Revealing a distinctly intimate story narrated by song and sometimes-rowdy, sometimes-weary aftershow convo.

Divining Rod

The BSide Session
Divining Rod - The BSide Session

Starlight Girls

The BSide Session
Starlight Girls - The BSide Session
 

Learn

What Is Compression?

Contrary to popular belief compressing audio does not make the sound source louder, but in fact it does the opposite. Compressing audio makes things less loud. Simply put, compressors take loud passages and automatically pull the volume down at a designated threshold. It’s like a automatic fader.

Now let’s go through why we use compressors. Compressors can do many functions in a recording studio. They can be used as a tone box – like using the 1176 with the compressor chain turned off for the transformer color. They can be used to distort – think how a Distressor or LA2A works. I was once told by a mentor that: “Compression Equals Distortion. And Distortion Equals Distortion.” And it’s stuck with me ever since. A simple truth that I come back to on a daily basis. That said, we use compressors to even out elements of a source that we want to smooth out, dynamically. Theoretically we should be working with musicians and singers who are well trained and rehearsed, but that isn’t always the case and putting a compressor in the signal chain can help a musician sit better in the mix, not to mention simply sound better and more refined.

What Is Compression?

There are a few universal knobs on compressors that are a good thing to learn inside and out:

  • Threshold – How loud the signal must be before the compressor itself turns on.
  • Ratio – How much compression is applied. A ratio of 4:1 will output 1 dB for every 4 dB of input signal that exceeds your targeted threshold.
  • Attack – How quickly the compressor will engage. You can get pretty creative with this knob.
  • Release – How soon after the signal dips below the threshold the compressor stops compressing.
  • Output – This is overall output level and one uses this to match up the gain lost in compression. This is often called “Makeup Gain”.

One of the best ways to learn how compressors work is to simply run a loop in to the compressor and play with the knobs while keeping note of what you are modifying and how it’s manipulating the sound.
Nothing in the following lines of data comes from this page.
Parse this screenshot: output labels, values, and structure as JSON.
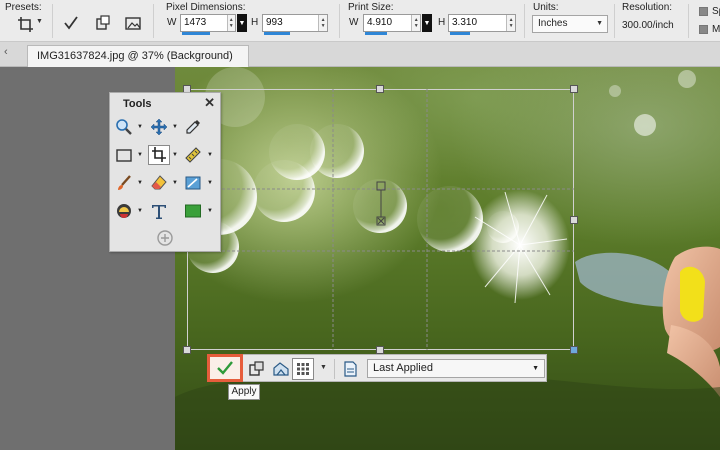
{
  "toolbar": {
    "presets_label": "Presets:",
    "pixel_dimensions_label": "Pixel Dimensions:",
    "width_prefix": "W",
    "width_value": "1473",
    "height_prefix": "H",
    "height_value": "993",
    "print_size_label": "Print Size:",
    "print_width_prefix": "W",
    "print_width_value": "4.910",
    "print_height_prefix": "H",
    "print_height_value": "3.310",
    "units_label": "Units:",
    "units_value": "Inches",
    "resolution_label": "Resolution:",
    "resolution_value": "300.00/inch",
    "option_1_label": "Sp",
    "option_2_label": "M"
  },
  "tab": {
    "title": "IMG31637824.jpg @  37% (Background)"
  },
  "tools_palette": {
    "title": "Tools",
    "close_glyph": "✕"
  },
  "crop_toolbar": {
    "tooltip": "Apply",
    "preset_value": "Last Applied"
  },
  "colors": {
    "accent_blue": "#2f86d6",
    "apply_highlight": "#e65d3c",
    "apply_check": "#2f9a3a",
    "fill_color_swatch": "#3aa03a"
  }
}
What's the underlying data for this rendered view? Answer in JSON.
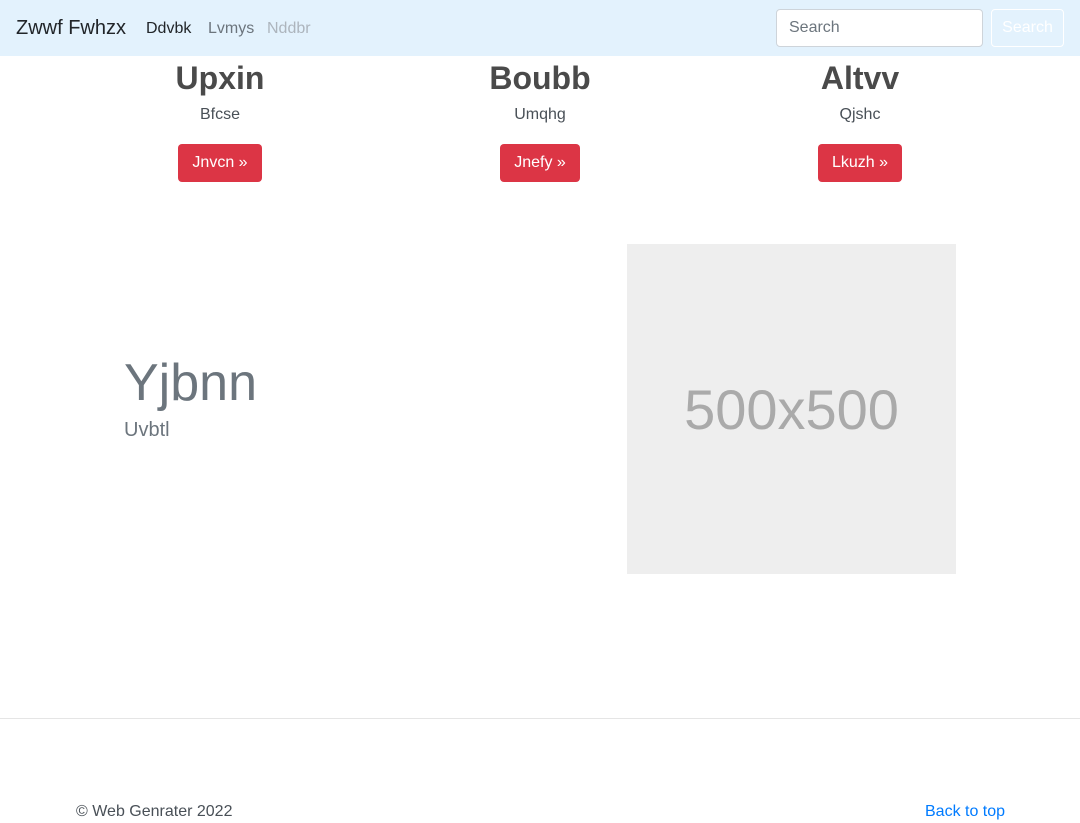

Go crazy. Learn a little. You can’t break it. Even when breaking it can be the goal.